**PROBLEM REQUIREMENTS**. Go through the data and report each line that holds the string "JSON".

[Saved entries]
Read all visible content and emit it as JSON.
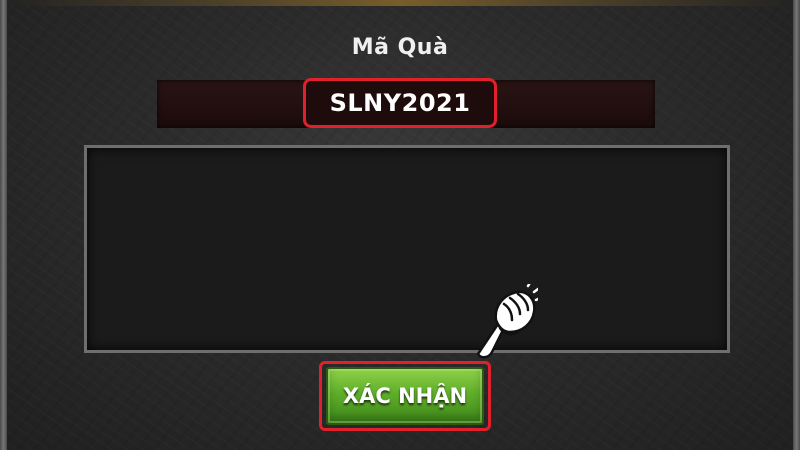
{
  "dialog": {
    "title": "Mã Quà",
    "code_value": "SLNY2021",
    "message": "",
    "confirm_label": "XÁC NHẬN"
  },
  "colors": {
    "highlight_red": "#e0202a",
    "button_green": "#5fae2a",
    "code_bar_bg": "#2a1414",
    "panel_border": "#6e6e6e"
  },
  "icons": {
    "pointer": "pointing-hand-icon"
  }
}
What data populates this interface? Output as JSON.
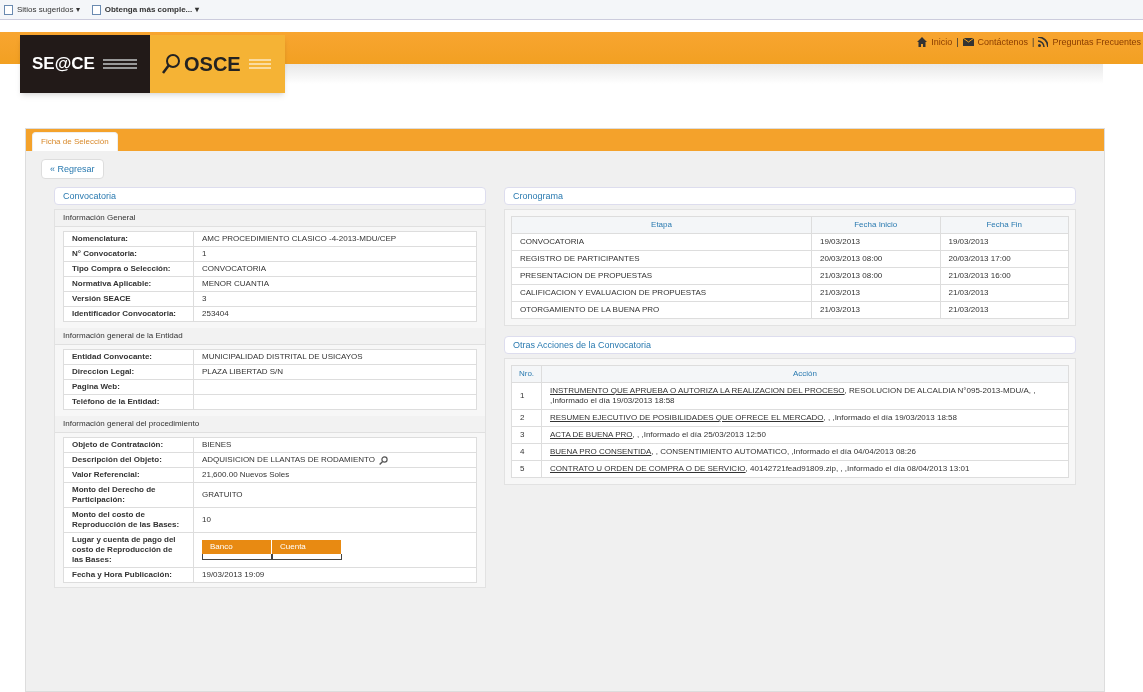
{
  "browser_bar": {
    "items": [
      "Sitios sugeridos ▾",
      "Obtenga más comple... ▾"
    ]
  },
  "header": {
    "logos": [
      "SE@CE",
      "OSCE"
    ],
    "separator": "|",
    "nav": [
      {
        "kind": "home",
        "label": "Inicio"
      },
      {
        "kind": "mail",
        "label": "Contáctenos"
      },
      {
        "kind": "rss",
        "label": "Preguntas Frecuentes"
      }
    ]
  },
  "tabs": [
    {
      "label": "Ficha de Selección",
      "selected": true
    }
  ],
  "back_button": "« Regresar",
  "convocatoria": {
    "legend": "Convocatoria",
    "sections": [
      {
        "title": "Información General",
        "rows": [
          {
            "kind": "text",
            "label": "Nomenclatura:",
            "value": "AMC PROCEDIMIENTO CLASICO -4-2013-MDU/CEP"
          },
          {
            "kind": "text",
            "label": "N° Convocatoria:",
            "value": "1"
          },
          {
            "kind": "text",
            "label": "Tipo Compra o Selección:",
            "value": "CONVOCATORIA"
          },
          {
            "kind": "text",
            "label": "Normativa Aplicable:",
            "value": "MENOR CUANTIA"
          },
          {
            "kind": "text",
            "label": "Versión SEACE",
            "value": "3"
          },
          {
            "kind": "text",
            "label": "Identificador Convocatoria:",
            "value": "253404"
          }
        ]
      },
      {
        "title": "Información general de la Entidad",
        "rows": [
          {
            "kind": "text",
            "label": "Entidad Convocante:",
            "value": "MUNICIPALIDAD DISTRITAL DE USICAYOS"
          },
          {
            "kind": "text",
            "label": "Direccion Legal:",
            "value": "PLAZA LIBERTAD S/N"
          },
          {
            "kind": "text",
            "label": "Pagina Web:"
          },
          {
            "kind": "text",
            "label": "Teléfono de la Entidad:"
          }
        ]
      },
      {
        "title": "Información general del procedimiento",
        "rows": [
          {
            "kind": "text",
            "label": "Objeto de Contratación:",
            "value": "BIENES"
          },
          {
            "kind": "search",
            "label": "Descripción del Objeto:",
            "value": "ADQUISICION DE LLANTAS DE RODAMIENTO"
          },
          {
            "kind": "text",
            "label": "Valor Referencial:",
            "value": "21,600.00 Nuevos Soles"
          },
          {
            "kind": "text",
            "label": "Monto del Derecho de Participación:",
            "value": "GRATUITO"
          },
          {
            "kind": "text",
            "label": "Monto del costo de Reproducción de las Bases:",
            "value": "10"
          },
          {
            "kind": "table",
            "label": "Lugar y cuenta de pago del costo de Reproducción de las Bases:",
            "columns": [
              "Banco",
              "Cuenta"
            ]
          },
          {
            "kind": "text",
            "label": "Fecha y Hora Publicación:",
            "value": "19/03/2013 19:09"
          }
        ]
      }
    ]
  },
  "cronograma": {
    "legend": "Cronograma",
    "columns": [
      "Etapa",
      "Fecha Inicio",
      "Fecha Fin"
    ],
    "rows": [
      [
        "CONVOCATORIA",
        "19/03/2013",
        "19/03/2013"
      ],
      [
        "REGISTRO DE PARTICIPANTES",
        "20/03/2013 08:00",
        "20/03/2013 17:00"
      ],
      [
        "PRESENTACION DE PROPUESTAS",
        "21/03/2013 08:00",
        "21/03/2013 16:00"
      ],
      [
        "CALIFICACION Y EVALUACION DE PROPUESTAS",
        "21/03/2013",
        "21/03/2013"
      ],
      [
        "OTORGAMIENTO DE LA BUENA PRO",
        "21/03/2013",
        "21/03/2013"
      ]
    ]
  },
  "acciones": {
    "legend": "Otras Acciones de la Convocatoria",
    "columns": [
      "Nro.",
      "Acción"
    ],
    "rows": [
      {
        "no": "1",
        "link": "INSTRUMENTO QUE APRUEBA O AUTORIZA LA REALIZACION DEL PROCESO",
        "text": ", RESOLUCION DE ALCALDIA N°095-2013-MDU/A, , ,Informado el día 19/03/2013 18:58"
      },
      {
        "no": "2",
        "link": "RESUMEN EJECUTIVO DE POSIBILIDADES QUE OFRECE EL MERCADO",
        "text": ", , ,Informado el día 19/03/2013 18:58"
      },
      {
        "no": "3",
        "link": "ACTA DE BUENA PRO",
        "text": ", , ,Informado el día 25/03/2013 12:50"
      },
      {
        "no": "4",
        "link": "BUENA PRO CONSENTIDA",
        "text": ", , CONSENTIMIENTO AUTOMATICO, ,Informado el día 04/04/2013 08:26"
      },
      {
        "no": "5",
        "link": "CONTRATO U ORDEN DE COMPRA O DE SERVICIO",
        "text": ", 40142721fead91809.zip, , ,Informado el día 08/04/2013 13:01"
      }
    ]
  }
}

**RESULT FOR THIS EXERCISE**.
Read all visible content and emit it as JSON.
What data populates this interface? Output as JSON.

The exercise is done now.